Start-Ups and Souffle

souffle2I was recently talking to an old friend about TrialReach when he suddenly interrupted: “Listen, your company is doing great, what are you complaining about? You’re expecting it to run when it’s only supposed to be taking baby steps!”

Part of what my friend said was right – TrialReach is doing great. This year we’ve been growing steadily in all areas: trials listed, patients connected to researchers, partners and clients, revenues, visitors, order size, team, countries where we operate, Twitter followers, Facebook “Likes”, and so on. Since the summer, we even managed to turn out profits month after month – a very rare (and happy) circumstance for most start-ups.

But that was all my friend was right about; TrialReach, as all other start-ups, has little to do with walking babies.

Making souffle

The best analogy I found so far for running a start-up is that it’s like making souffle… without the recipe. (If you have no clue of what souffles are like, here’s a top-notch recipe as a bonus).

You know you’ll need eggs but you don’t know how many, or when you’re supposed to add them. You know you’ll need flour but you don’t know how much or what type. Your mix is looking too runny? Add another table spoon of flour. Too bland? Add a pinch of pepper or nutmeg.
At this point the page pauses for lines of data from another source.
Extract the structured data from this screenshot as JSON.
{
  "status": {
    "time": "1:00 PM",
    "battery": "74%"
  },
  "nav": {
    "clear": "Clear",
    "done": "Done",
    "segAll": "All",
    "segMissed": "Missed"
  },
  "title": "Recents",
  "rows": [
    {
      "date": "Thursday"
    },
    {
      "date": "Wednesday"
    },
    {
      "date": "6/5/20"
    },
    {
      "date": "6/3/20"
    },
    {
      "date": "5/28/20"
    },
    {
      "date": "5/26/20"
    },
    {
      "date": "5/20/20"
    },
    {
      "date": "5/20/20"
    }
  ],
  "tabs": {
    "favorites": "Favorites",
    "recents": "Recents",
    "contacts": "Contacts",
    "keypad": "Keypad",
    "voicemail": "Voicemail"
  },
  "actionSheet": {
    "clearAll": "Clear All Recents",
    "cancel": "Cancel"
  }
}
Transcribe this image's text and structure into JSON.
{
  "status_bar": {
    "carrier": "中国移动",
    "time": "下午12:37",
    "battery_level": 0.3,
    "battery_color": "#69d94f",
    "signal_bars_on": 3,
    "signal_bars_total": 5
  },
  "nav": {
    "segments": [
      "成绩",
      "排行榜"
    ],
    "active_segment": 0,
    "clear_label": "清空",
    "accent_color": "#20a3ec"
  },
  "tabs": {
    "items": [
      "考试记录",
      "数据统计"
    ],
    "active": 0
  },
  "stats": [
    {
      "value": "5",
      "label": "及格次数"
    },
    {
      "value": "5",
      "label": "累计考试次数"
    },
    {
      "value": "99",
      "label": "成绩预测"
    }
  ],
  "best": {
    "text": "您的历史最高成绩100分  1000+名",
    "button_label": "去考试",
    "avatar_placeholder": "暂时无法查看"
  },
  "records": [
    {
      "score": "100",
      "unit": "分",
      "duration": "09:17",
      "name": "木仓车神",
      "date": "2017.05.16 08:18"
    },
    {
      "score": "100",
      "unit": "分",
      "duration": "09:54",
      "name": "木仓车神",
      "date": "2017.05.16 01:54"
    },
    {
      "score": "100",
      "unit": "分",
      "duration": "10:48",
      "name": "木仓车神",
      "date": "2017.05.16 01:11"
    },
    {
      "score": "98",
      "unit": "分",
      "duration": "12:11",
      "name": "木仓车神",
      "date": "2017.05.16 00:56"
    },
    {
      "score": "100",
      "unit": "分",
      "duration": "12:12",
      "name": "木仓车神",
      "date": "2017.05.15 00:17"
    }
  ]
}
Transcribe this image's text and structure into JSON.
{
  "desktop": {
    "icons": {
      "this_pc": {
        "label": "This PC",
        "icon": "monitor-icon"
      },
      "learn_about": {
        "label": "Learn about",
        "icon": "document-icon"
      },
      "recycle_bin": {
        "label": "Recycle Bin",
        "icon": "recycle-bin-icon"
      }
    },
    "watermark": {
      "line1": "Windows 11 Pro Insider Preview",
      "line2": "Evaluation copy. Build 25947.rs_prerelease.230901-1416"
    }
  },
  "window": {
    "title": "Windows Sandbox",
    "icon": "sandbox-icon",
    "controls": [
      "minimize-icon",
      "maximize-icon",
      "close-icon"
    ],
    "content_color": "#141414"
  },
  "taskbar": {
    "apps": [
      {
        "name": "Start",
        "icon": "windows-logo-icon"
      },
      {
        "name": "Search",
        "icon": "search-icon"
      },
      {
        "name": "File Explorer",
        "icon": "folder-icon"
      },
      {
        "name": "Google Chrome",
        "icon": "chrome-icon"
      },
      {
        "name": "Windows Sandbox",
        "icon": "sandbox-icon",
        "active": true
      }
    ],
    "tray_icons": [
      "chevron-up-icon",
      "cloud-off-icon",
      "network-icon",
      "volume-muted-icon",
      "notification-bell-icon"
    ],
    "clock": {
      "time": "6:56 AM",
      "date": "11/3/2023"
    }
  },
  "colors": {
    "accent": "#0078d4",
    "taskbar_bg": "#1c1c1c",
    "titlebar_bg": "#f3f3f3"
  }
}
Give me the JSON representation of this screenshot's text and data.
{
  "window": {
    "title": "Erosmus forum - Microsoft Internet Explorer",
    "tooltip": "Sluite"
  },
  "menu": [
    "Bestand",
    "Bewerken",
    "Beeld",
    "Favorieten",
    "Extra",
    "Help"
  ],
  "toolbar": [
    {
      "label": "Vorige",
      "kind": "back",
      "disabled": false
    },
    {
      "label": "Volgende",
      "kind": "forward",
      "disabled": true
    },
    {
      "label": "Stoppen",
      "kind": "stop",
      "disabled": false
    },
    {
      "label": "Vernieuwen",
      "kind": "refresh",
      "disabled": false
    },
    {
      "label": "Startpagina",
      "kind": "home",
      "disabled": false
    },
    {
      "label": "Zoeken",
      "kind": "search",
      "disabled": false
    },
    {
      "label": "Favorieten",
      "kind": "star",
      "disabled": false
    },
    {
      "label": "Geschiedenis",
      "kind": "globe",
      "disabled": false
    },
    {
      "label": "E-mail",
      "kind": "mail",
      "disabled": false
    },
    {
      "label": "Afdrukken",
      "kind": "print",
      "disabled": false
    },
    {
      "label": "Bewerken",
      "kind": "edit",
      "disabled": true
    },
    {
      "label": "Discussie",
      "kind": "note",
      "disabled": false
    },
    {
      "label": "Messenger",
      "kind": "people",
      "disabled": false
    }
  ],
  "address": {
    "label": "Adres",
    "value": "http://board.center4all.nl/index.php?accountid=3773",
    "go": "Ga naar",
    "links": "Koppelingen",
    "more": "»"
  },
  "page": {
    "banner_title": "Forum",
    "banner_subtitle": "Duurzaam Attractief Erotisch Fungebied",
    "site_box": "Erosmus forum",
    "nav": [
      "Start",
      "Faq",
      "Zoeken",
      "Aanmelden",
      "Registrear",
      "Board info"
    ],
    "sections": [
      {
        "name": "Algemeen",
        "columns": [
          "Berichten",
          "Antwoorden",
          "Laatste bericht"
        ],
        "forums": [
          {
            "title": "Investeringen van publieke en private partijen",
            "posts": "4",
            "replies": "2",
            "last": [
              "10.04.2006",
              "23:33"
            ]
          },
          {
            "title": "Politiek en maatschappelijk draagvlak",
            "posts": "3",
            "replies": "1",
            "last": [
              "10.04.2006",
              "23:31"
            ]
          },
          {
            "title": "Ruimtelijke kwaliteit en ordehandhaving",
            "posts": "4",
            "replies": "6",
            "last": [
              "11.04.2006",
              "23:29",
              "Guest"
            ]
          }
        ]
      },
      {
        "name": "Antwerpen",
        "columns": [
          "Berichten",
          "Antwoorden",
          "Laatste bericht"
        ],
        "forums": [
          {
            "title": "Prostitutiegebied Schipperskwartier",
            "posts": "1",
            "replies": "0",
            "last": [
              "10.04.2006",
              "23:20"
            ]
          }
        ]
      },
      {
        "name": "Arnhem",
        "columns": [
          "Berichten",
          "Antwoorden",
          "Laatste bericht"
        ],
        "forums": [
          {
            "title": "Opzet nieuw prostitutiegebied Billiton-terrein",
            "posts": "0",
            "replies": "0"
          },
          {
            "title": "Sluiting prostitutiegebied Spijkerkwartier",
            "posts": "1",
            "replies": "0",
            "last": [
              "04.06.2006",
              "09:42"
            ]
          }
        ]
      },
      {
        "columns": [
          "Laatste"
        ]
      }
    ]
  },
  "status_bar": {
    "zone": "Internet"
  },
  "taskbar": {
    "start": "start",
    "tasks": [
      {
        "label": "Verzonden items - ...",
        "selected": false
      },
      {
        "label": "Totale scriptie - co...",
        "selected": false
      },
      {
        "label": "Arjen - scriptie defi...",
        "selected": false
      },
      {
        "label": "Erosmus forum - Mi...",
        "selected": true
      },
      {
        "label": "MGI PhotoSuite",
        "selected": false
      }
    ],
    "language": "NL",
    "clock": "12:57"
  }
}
Correcting the mix is almost unavoidable, nobody gets it right at the first try. However, it’s always good to remember that if you’re too far from the start, you may be better off throwing away the whole thing and try baking something else another day…

The TrialReach Mix

After correcting our mix several times, the TrialReach souffle is now looking, smelling, and tasting great; we are watching it rise and can’t wait to eat it when it’s ready.

More than complaining, I’m just standing vigilant and close to the oven, knowing that even the best chef can be left with a deflated pudding if somoene opens the door too early.

 

 

 

 

 

2 thoughts on “Start-Ups and Souffle

Leave a Reply

Fill in your details below or click an icon to log in:

WordPress.com Logo

You are commenting using your WordPress.com account. Log Out / Change )

Twitter picture

You are commenting using your Twitter account. Log Out / Change )

Facebook photo

You are commenting using your Facebook account. Log Out / Change )

Google+ photo

You are commenting using your Google+ account. Log Out / Change )

Connecting to %s